May’s porch is always full of activity. Looking over the mountain valley village in Northern Thailand, it’s where her family cooks, plays and rests (in their very popular hammock). There are always visitors. Grandmothers sipping on instant coffee, chatting about their misadventures in cell phone use. Men taking breaks from the afternoon heat of rice fields, tightening their son’s slingshots. Women setting looms, sitting behind looms and talking about looms. Energetic children playing and laughing - doing what children do. Sometimes, the chickens try to sneak up too.
*Guest post from social activist, Jeanna Bauer.
During my short visit, every female over the age of nine who stepped foot on the porch helped me in the pursuit to weave a shirt. From head nods to say, “you’re doing it right”, wrinkled brows to say, “you’re doing it wrong”, the reconfiguring of bamboo rods and most often, getting behind the loom themselves – they all did something.
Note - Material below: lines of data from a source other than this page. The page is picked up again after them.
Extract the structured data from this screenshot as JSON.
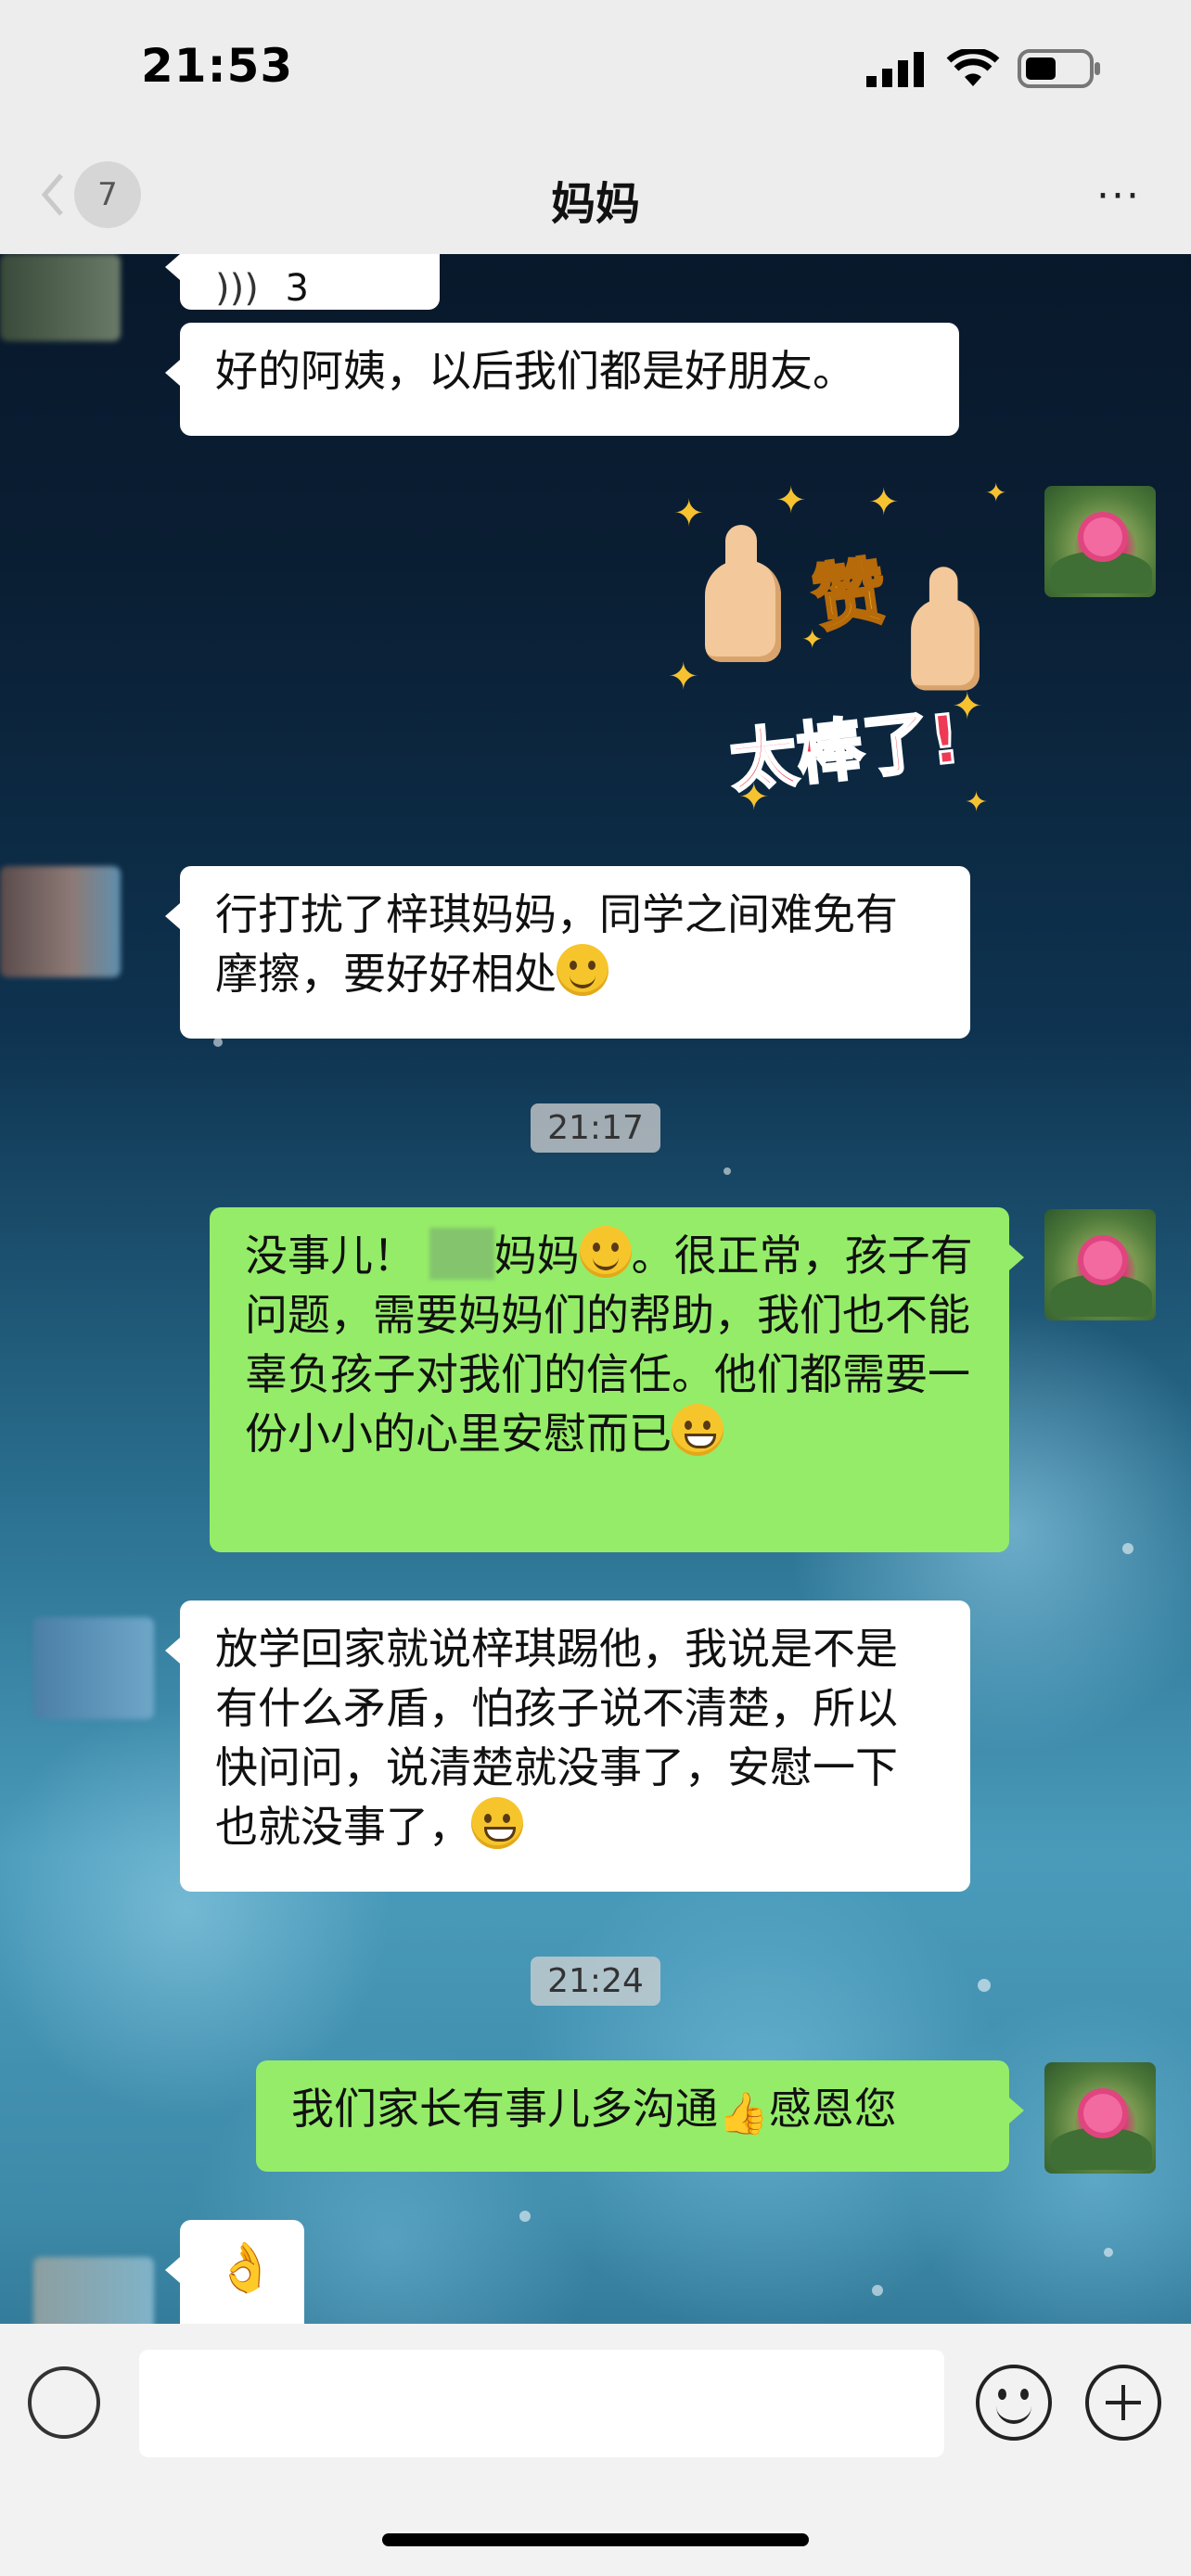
{
  "status_bar": {
    "time": "21:53"
  },
  "nav": {
    "back_badge": "7",
    "title": "妈妈",
    "more": "···"
  },
  "messages": [
    {
      "id": "m0",
      "side": "left",
      "text": "3"
    },
    {
      "id": "m1",
      "side": "left",
      "text": "好的阿姨，以后我们都是好朋友。"
    },
    {
      "id": "m2",
      "side": "right",
      "sticker": {
        "line1": "赞",
        "line2": "太棒了!"
      }
    },
    {
      "id": "m3",
      "side": "left",
      "text": "行打扰了梓琪妈妈，同学之间难免有摩擦，要好好相处"
    },
    {
      "id": "t1",
      "timestamp": "21:17"
    },
    {
      "id": "m4",
      "side": "right",
      "text_a": "没事儿！",
      "text_b": "妈妈",
      "text_c": "。很正常，孩子有问题，需要妈妈们的帮助，我们也不能辜负孩子对我们的信任。他们都需要一份小小的心里安慰而已"
    },
    {
      "id": "m5",
      "side": "left",
      "text": "放学回家就说梓琪踢他，我说是不是有什么矛盾，怕孩子说不清楚，所以快问问，说清楚就没事了，安慰一下也就没事了，"
    },
    {
      "id": "t2",
      "timestamp": "21:24"
    },
    {
      "id": "m6",
      "side": "right",
      "text_a": "我们家长有事儿多沟通",
      "text_b": "感恩您"
    },
    {
      "id": "m7",
      "side": "left",
      "emoji": "ok-hand"
    }
  ],
  "icons": {
    "signal": "signal-icon",
    "wifi": "wifi-icon",
    "battery": "battery-icon",
    "back": "chevron-left-icon",
    "more": "more-icon",
    "voice": "voice-icon",
    "emoji": "emoji-icon",
    "plus": "plus-icon"
  },
  "colors": {
    "bubble_self": "#95ec69",
    "bubble_other": "#ffffff",
    "bar_bg": "#ededed"
  }
}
It made me mad.
Learning to Let Go
The trip stemmed from my dream to learn to weave on a back strap loom. I’m fascinated by the craft: the patterns, colors, folklore, tradition and cultural preservation. My stacks of books and market splurges are fun to look at, but I wanted my understanding to reach a deeper level. I wanted to learn. So I could weave. So I knew how it worked. So I, could say, “I did it”.
Every tap on the shoulder and non-verbal motioning to ‘de-strap’ so someone else could sit behind my loom was increasingly irritating. Couldn’t they see that I was getting the hang of it? That I was having significantly less thread emergencies than the day before? With every pound of the bamboo beater, the sound of another row completed, I felt less able to say, “I did it”.
One afternoon while sitting with a few weavers I asked questions. I asked their favorite color and they all said, “red”. I asked what they think about when they weave and they all said, “finishing”. I asked how they learned and they all said, “by observing”. Huh? I had been expecting them to say, “my mother” and share stories of the special day their mothers sat with them behind a loom passing down their knowledge of warp and weft. Their fond memories were actually of sitting with the women of their village as little girls, helping them roll thread, listening to their gossip and watching their bodies at work. None of them remembered their first time behind a loom.
There I was, taking my own observation time as an insult. I was resisting community, one of the aspects most important to the craft. It became so obvious that the woman who sat behind my loom were never judging my ability, but providing an opportunity to better understand. They gave me time to study their technique, prepare thread, lend a hand and watch their children - all of which are part of what it means to be a weaver.
I went home with a shirt and a bag that I cannot say were my accomplishment alone. Realizing now, that was never supposed to be the point. I had wanted to learn about weaving and weaving is more than a product - it’s a process, one reliant on community. It started on the floor of Som Porn’s house picking out thread. She’s the one who’d later save my bag with a birthday candle and a used toothbrush. Everyday there was quiet, gentle Ger Tee Wah who taught me the correct way to ‘loose adjust’ swooping in to help over and over again. Naw C who uses her weaving money for her children’s school bus fees. As a child she couldn’t go school, but she can dye traditional Karen designs better than anyone in the village. Late into the night, there was always May who’d work on my shirt while we talked about weaving, family, home, God and our dreams for the future.
On my last night, many of the women who had helped me throughout the week came to say goodbye. We sat on May’s porch, looms rolled up for the night, appreciating its rare quiet and breathing in the cool mountain air huddled under blankets. We laughed at photos, shared snacks and talked about the similarities between my home and their home. They insisted I model my new handmade attire and during the impromptu fashion show they all clapped and said, “we’re so proud of you, you did it!” and I was able to say with great pleasure, “no, we did”.
About the Author
Jeanna Bauer is an accomplished advocate, program manager and capacity builder with over 7 years of professional experience supporting ethnic community based organizations, non-profits and international NGOs in the United States, Southeast Asia and the Middle East. With an ongoing commitment to refugee and immigrant issues, human rights and women's empowerment Jeanna has spent her career working primarily alongside ethnic minorities from Burma specializing in grassroots community and project development. Jeanna is passionate about global citizenship, social justice, and creating welcoming multi-cultural communities.
*This post was originally published in April 2014 for the Partners Relief and Development Blog.